The FAA has agreed to improve its safety oversight of airlines after a finding by the US Department of Transportation Inspector General (IG) that its oversight of American Airlines “lacked objectivity.”

In an audit report dated July 10, the IG’s office found that FAA’s oversight office in Irving, Texas, which is responsible for overseeing the American Airlines’ maintenance program and flight operations, did not adequately respond to safety concerns raised by the carrier’s pilots’ union over maintenance verification flight testing. The FAA requires airlines to verify the airworthiness of aircraft following major repairs or maintenance.

The IG faulted the FAA inspector assigned to investigate the concerns in particular.

“[T]he inspector in this case had developed a personal relationship with the head of the AA flight test program, which created the appearance of diminished impartiality. For example, he made plans, using his government-issued computer and email account, to travel abroad with the head of the program and introduce him to the inspector’s family,” the report stated. “[W]hen we interviewed the inspector about the flight test program, he displayed little knowledge of it beyond describing how great it was.”

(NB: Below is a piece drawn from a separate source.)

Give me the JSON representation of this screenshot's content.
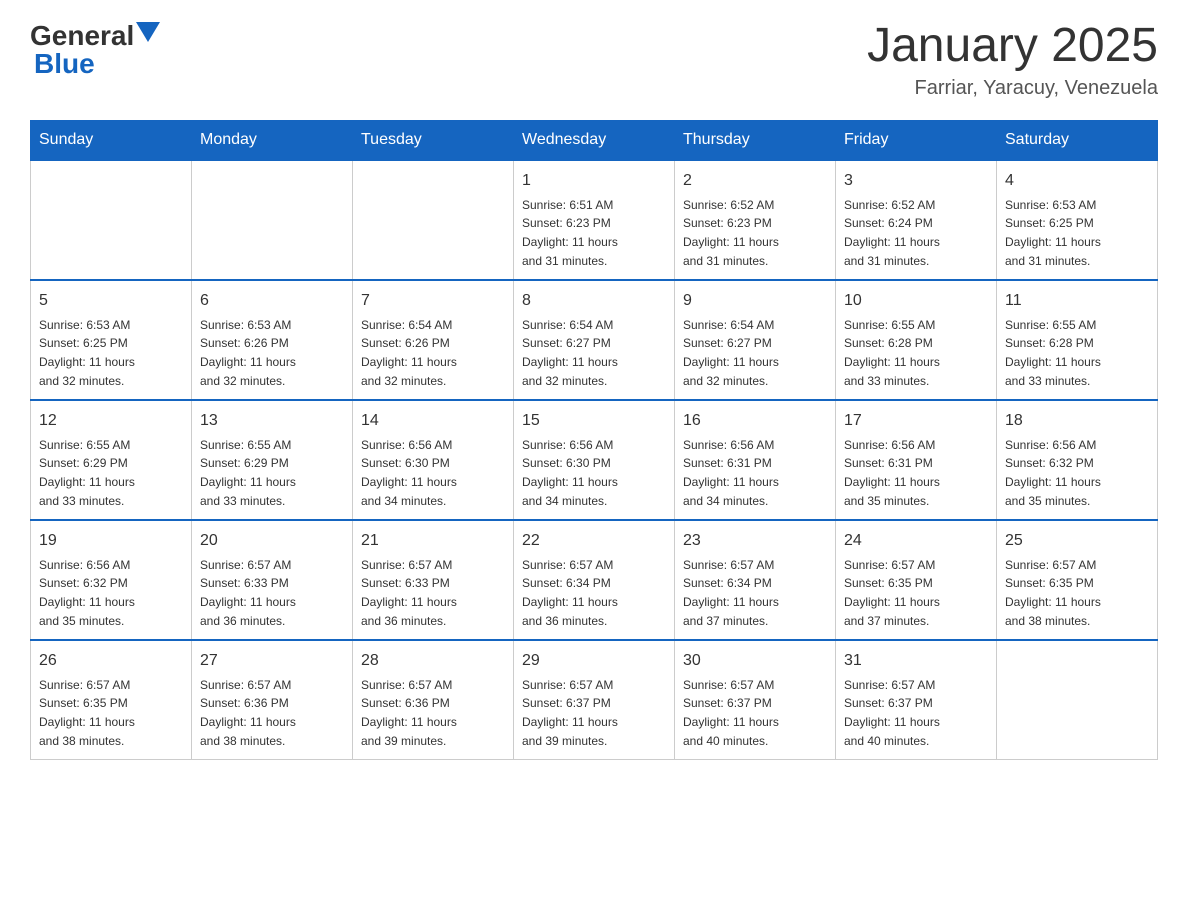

The Allied Pilots Association (APA), which represents 15,000 American Airlines pilots, contacted the IG’s office in February 2017 over concerns the union had with the maintenance verification flight testing, among them that it involved using unqualified pilots. Those concerns, first raised with the FAA, had remained “largely unaddressed for over 18 months.”

Dallas/Fort Worth-based American said pilots participating in the maintenance ferry flight and aircraft evaluation program are line pilots who also receive non-routine flight operations training. The carrier placed the flight-test group under new leadership last fall and began a top-to-bottom review of its operations, which the FAA followed with its own review.

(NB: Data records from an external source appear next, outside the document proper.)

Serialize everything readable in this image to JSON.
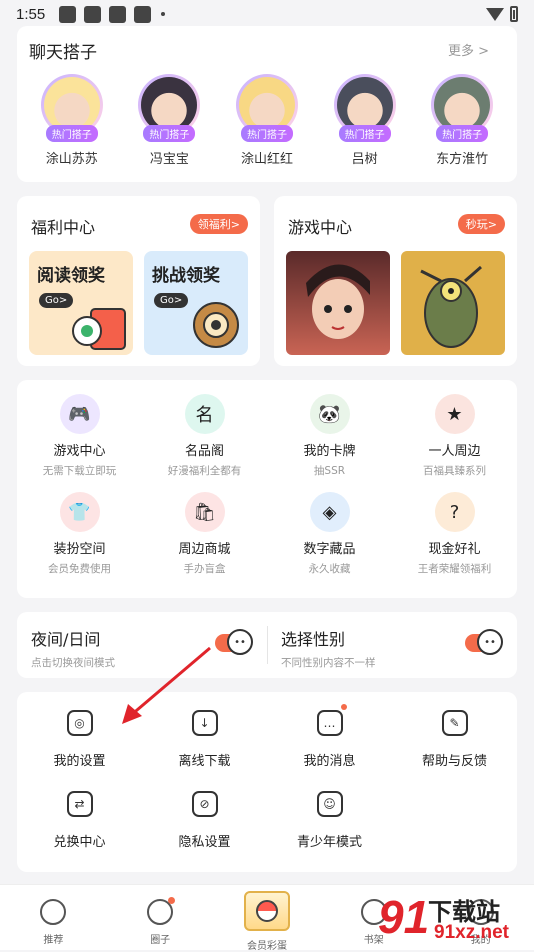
{
  "status_bar": {
    "time": "1:55"
  },
  "chat_partners": {
    "title": "聊天搭子",
    "more": "更多 >",
    "badge": "热门搭子",
    "items": [
      {
        "name": "涂山苏苏",
        "color": "#fbe39a"
      },
      {
        "name": "冯宝宝",
        "color": "#3a3340"
      },
      {
        "name": "涂山红红",
        "color": "#f8d884"
      },
      {
        "name": "吕树",
        "color": "#4a4e5c"
      },
      {
        "name": "东方淮竹",
        "color": "#6c7d70"
      }
    ]
  },
  "welfare": {
    "title": "福利中心",
    "pill": "领福利>",
    "promos": [
      {
        "title": "阅读领奖",
        "go": "Go>",
        "bg": "#fde8c8"
      },
      {
        "title": "挑战领奖",
        "go": "Go>",
        "bg": "#d9ebfb"
      }
    ]
  },
  "games": {
    "title": "游戏中心",
    "pill": "秒玩>",
    "items": [
      {
        "color": "#a44d4a"
      },
      {
        "color": "#d8a43a"
      }
    ]
  },
  "features": [
    {
      "label": "游戏中心",
      "sub": "无需下载立即玩",
      "icon": "gamepad-icon",
      "color": "#ede6ff",
      "glyph": "🎮"
    },
    {
      "label": "名品阁",
      "sub": "好漫福利全都有",
      "icon": "tag-icon",
      "color": "#def7ef",
      "glyph": "名"
    },
    {
      "label": "我的卡牌",
      "sub": "抽SSR",
      "icon": "panda-card-icon",
      "color": "#e9f5e9",
      "glyph": "🐼"
    },
    {
      "label": "一人周边",
      "sub": "百福具臻系列",
      "icon": "merch-icon",
      "color": "#fbe4df",
      "glyph": "★"
    },
    {
      "label": "装扮空间",
      "sub": "会员免费使用",
      "icon": "tshirt-icon",
      "color": "#fde4e4",
      "glyph": "👕"
    },
    {
      "label": "周边商城",
      "sub": "手办盲盒",
      "icon": "shop-icon",
      "color": "#fde4e4",
      "glyph": "🛍"
    },
    {
      "label": "数字藏品",
      "sub": "永久收藏",
      "icon": "cube-icon",
      "color": "#e1eefc",
      "glyph": "◈"
    },
    {
      "label": "现金好礼",
      "sub": "王者荣耀领福利",
      "icon": "gift-question-icon",
      "color": "#fdebd7",
      "glyph": "?"
    }
  ],
  "toggles": [
    {
      "title": "夜间/日间",
      "sub": "点击切换夜间模式"
    },
    {
      "title": "选择性别",
      "sub": "不同性别内容不一样"
    }
  ],
  "tools": [
    {
      "label": "我的设置",
      "icon": "settings-icon",
      "glyph": "◎",
      "dot": false
    },
    {
      "label": "离线下载",
      "icon": "download-icon",
      "glyph": "↓",
      "dot": false
    },
    {
      "label": "我的消息",
      "icon": "message-icon",
      "glyph": "…",
      "dot": true
    },
    {
      "label": "帮助与反馈",
      "icon": "feedback-icon",
      "glyph": "✎",
      "dot": false
    },
    {
      "label": "兑换中心",
      "icon": "exchange-icon",
      "glyph": "⇄",
      "dot": false
    },
    {
      "label": "隐私设置",
      "icon": "privacy-icon",
      "glyph": "⊘",
      "dot": false
    },
    {
      "label": "青少年模式",
      "icon": "youth-mode-icon",
      "glyph": "☺",
      "dot": false
    }
  ],
  "bottom_nav": [
    {
      "label": "推荐",
      "icon": "star-icon"
    },
    {
      "label": "圈子",
      "icon": "circle-icon"
    },
    {
      "label": "会员彩蛋",
      "icon": "vip-egg-icon"
    },
    {
      "label": "书架",
      "icon": "bookshelf-icon"
    },
    {
      "label": "我的",
      "icon": "profile-icon"
    }
  ],
  "watermark": {
    "big": "91",
    "line1": "下载站",
    "line2": "91xz.net"
  },
  "colors": {
    "accent": "#f46b4a",
    "badge": "#b07bff"
  }
}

“American has been working with the FAA and the APA to address concerns that were raised in these reviews,” the carrier said. “Last week, we notified the FAA that we have taken action to address and implement nearly all of the recommendations made in order to follow best practices and strengthen the safety of the program.

“Safety is at the forefront of every decision American makes and we are proud of our strong safety culture and safety record,” the carrier added.

Concerns over FAA inspector relationships with the airlines they oversee have been an issue since a 2008 review of the agency’s oversight office for Dallas-based Southwest Airlines, the IG said. In the aftermath of that audit, FAA took actions that included developing an evaluation tool that uses data from multiple sources to assess its “collaborative relationships” with airlines. However, the tool does not take into account risk factors such as non-routine flight operations and the length of time inspectors have been assigned to an airline.

The FAA agreed to all seven actions the IG recommended to improve its safety oversight of airlines, among them to modify the existing tool used “to evaluate the objectivity of inspectors” to incorporate non-routine operations and length of assignment with the same carrier.

Bill Carey, bill.carey@aviationweek.com